Texans' Justin Reid: I support Colin Kaepernick, I support my brother

HOUSTON -- Houston Texans safety Justin Reid said Nike's new ad campaign featuring Colin Kaepernick means a lot to him, and that he supports the former NFL quarterback.

Reid's brother, Eric, was the first San Francisco 49ers player to take a knee alongside Kaepernick in 2016 during the national anthem in protest of racial inequality and police brutality. Kaepernick is suing team owners for allegedly colluding to keep him out of the NFL. In May, Eric Reid also filed a collusion grievance against the NFL regarding his employment status.

Nike's new ad reads, "Believe in something. Even if it means sacrificing everything."

"I feel like I've lived through this before, just being close to my older brother and seeing him go through it when he was with the 49ers," Justin Reid said. "As for me, I support Colin, I support my brother, I support the stance that he's taking."

Reid said he had a "big smile come across my face" when he saw the Nike ad debut on Monday, because he appreciates that the company is refocusing the conversation about Kaepernick.

"Colin is the embodiment of the movement and the change that we're trying to have people realize," Reid said. "One of the biggest issues that we're having right now is the narrative of the story is being hijacked. People are trying to make it about the anthem, people are trying to make it about the military. It is not about the anthem, it is not about the military.

"I have family that was deployed in the military. I have all the respect in the world for everyone who puts on those colors and does those things. The point of the topic is police brutality and that type of thing. And that narrative has been hijacked, to where people are trying to pull the story in all types of different directions. The battle right now is control of the narrative and keeping it relevant."

Former Texans left tackle Duane Brown raised his first before a game in 2016 to protest police brutality. The majority of the team took a knee during the national anthem before the Texans played the Seahawks last October, after an ESPN The Magazine story reported that, during an owners meeting, Texans owner Bob McNair said, "We can't have the inmates running the prison" in reference to ongoing player demonstrations.

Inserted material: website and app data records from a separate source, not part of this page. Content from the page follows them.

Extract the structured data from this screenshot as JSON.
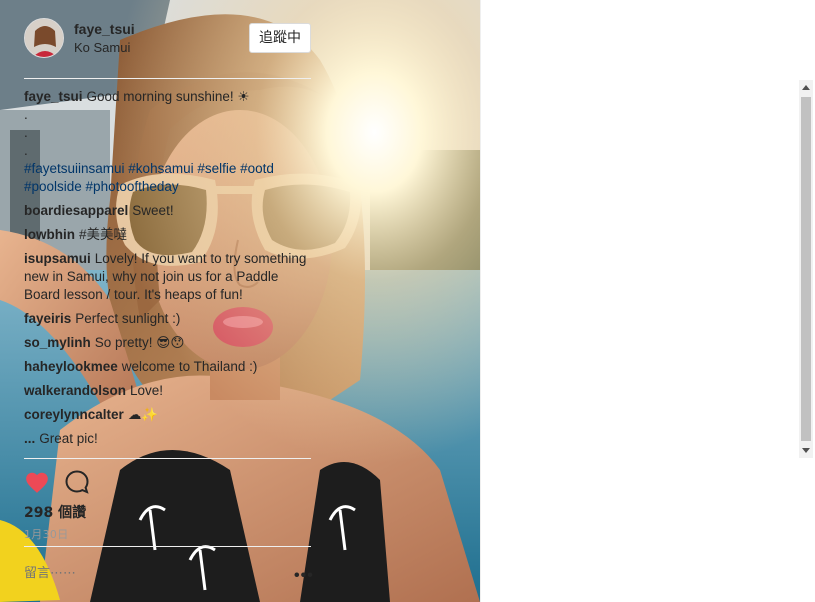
{
  "post": {
    "username": "faye_tsui",
    "location": "Ko Samui",
    "follow_label": "追蹤中",
    "caption_user": "faye_tsui",
    "caption_text": "Good morning sunshine! ☀",
    "caption_dots": [
      ".",
      ".",
      "."
    ],
    "hashtags_line1": "#fayetsuiinsamui #kohsamui #selfie #ootd",
    "hashtags_line2": "#poolside #photooftheday"
  },
  "comments": [
    {
      "user": "boardiesapparel",
      "text": "Sweet!"
    },
    {
      "user": "lowbhin",
      "text": "#美美噠"
    },
    {
      "user": "isupsamui",
      "text": "Lovely! If you want to try something new in Samui, why not join us for a Paddle Board lesson / tour. It's heaps of fun!"
    },
    {
      "user": "fayeiris",
      "text": "Perfect sunlight :)"
    },
    {
      "user": "so_mylinh",
      "text": "So pretty! 😎😯"
    },
    {
      "user": "haheylookmee",
      "text": "welcome to Thailand :)"
    },
    {
      "user": "walkerandolson",
      "text": "Love!"
    },
    {
      "user": "coreylynncalter",
      "text": "☁✨"
    },
    {
      "user": "...",
      "text": "Great pic!"
    }
  ],
  "stats": {
    "likes": "298 個讚",
    "date": "1月30日"
  },
  "add_comment": {
    "placeholder": "留言⋯⋯"
  },
  "icons": {
    "heart": "heart-icon",
    "comment": "comment-icon",
    "more": "more-options-icon"
  },
  "colors": {
    "heart": "#ed4956",
    "hashtag": "#003569"
  }
}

Reid said he does not plan to take a knee or protest during the national anthem before Sunday's 1 p.m. ET season opener against the New England Patriots.

"I've come here -- and I come here to play football and do my best -- but I have feelings about certain things and certain topics, and I have a right to express them, the same way that those people who have backlash at me have a right to express their opinion," Reid said. "I know Colin personally, and to see him continue to be that symbol of change we are trying to bring into the country, it is very cool to see."